Before the procedure, Dr. Shakov will briefly explain the entire procedure. You will be offered the opportunity to ask any questions that you may have about the procedure. Dr. Shakov will obtain your entire medical history, perform a thorough physical examination, and obtain blood and other diagnostic tests to check for any abnormality. You should notify Dr. Shakov about your medications, allergies, or any other existing medical condition. You will be instructed to be on an empty stomach before undergoing the procedure. Dr. Shakov will instruct you on specific preparation depending on your condition.

How is an open appendectomy performed?

You will be given general anesthesia, which means you will sleep throughout the entire procedure. A 2-to 3-inch incision will be made in the lower right portion of your abdomen. Your abdominal muscles will be separated and an entry way will be created into your abdominal cavity. On entering into the abdominal cavity, your appendix will be located. Your appendix will then be tied off with sutures and removed. If Dr. Shakov finds your appendix to be ruptured, he or she will wash your abdomen thoroughly with saline and place a small tube in the incision to drain out any fluids or pus. Your surgeon will then close the lining of your abdominal cavity and abdominal muscles with stitches. On completion of the procedure, the appendix will be sent to the laboratory for analysis. Dr. Shakov will close your skin incision with sutures or surgical staples and apply sterile dressings over the surgical wound.

What can I expect after the procedure?

You will be admitted in the hospital for up toa week. You will be given antibioticsand pain medications by Dr. Shakov. It is quite normal to feel constipated and you will be prescribed medicines for the same by Dr. Shakov. You will be instructed on proper wound care and activity restrictions. You may return to your normal activities in a week or two after your procedure. You will need to avoid strenuous activities for four to six weeks following your open appendectomy. Dr. Shakov will make arrangements for your follow-up visits, usually two to three weeks after your procedure. Stitches will be removed during a follow-up visit to Dr. Shakov’s office.

When to seek medical advice?

It is important to check for any signs of problems during your postoperative period. Contact Dr. Shakov immediately if you experience any of the following symptoms:

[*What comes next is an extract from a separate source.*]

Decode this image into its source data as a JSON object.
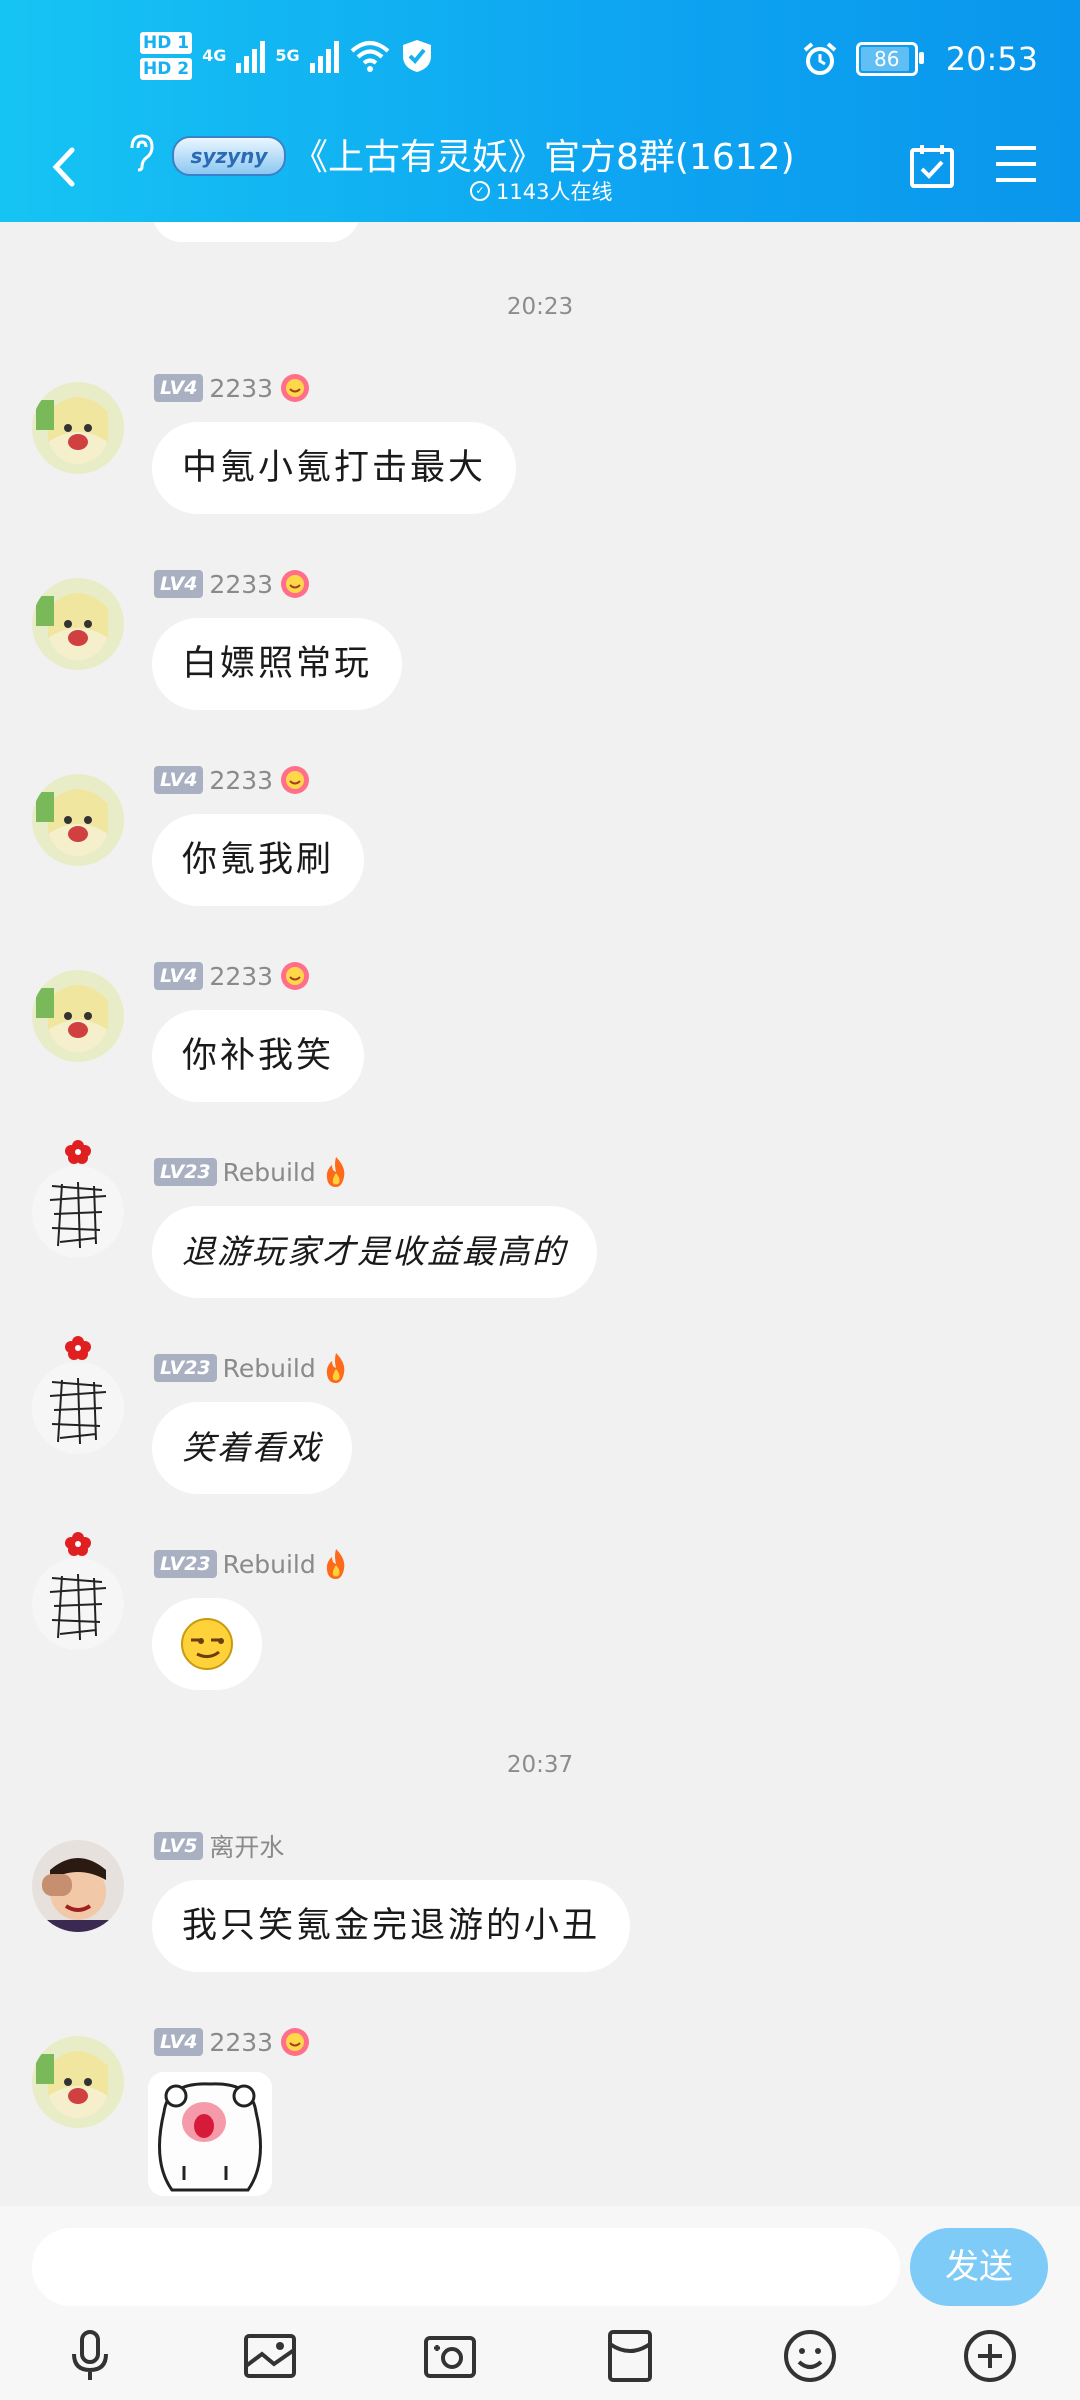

  • Increasing pain or swelling
  • Repeated vomiting
  • Persistent fever above 101 degrees Fahrenheit
  • Bleeding or discharge from the incision site
  • Difficulty breathing or persistent coughing

What are the risks of an open appendectomy?

Appendectomies are one of the most commonly performed surgical procedures and long-term complications are rare. Some of the potential risks include wound infection, bleeding under the skin (haematoma), scarring, and hernia.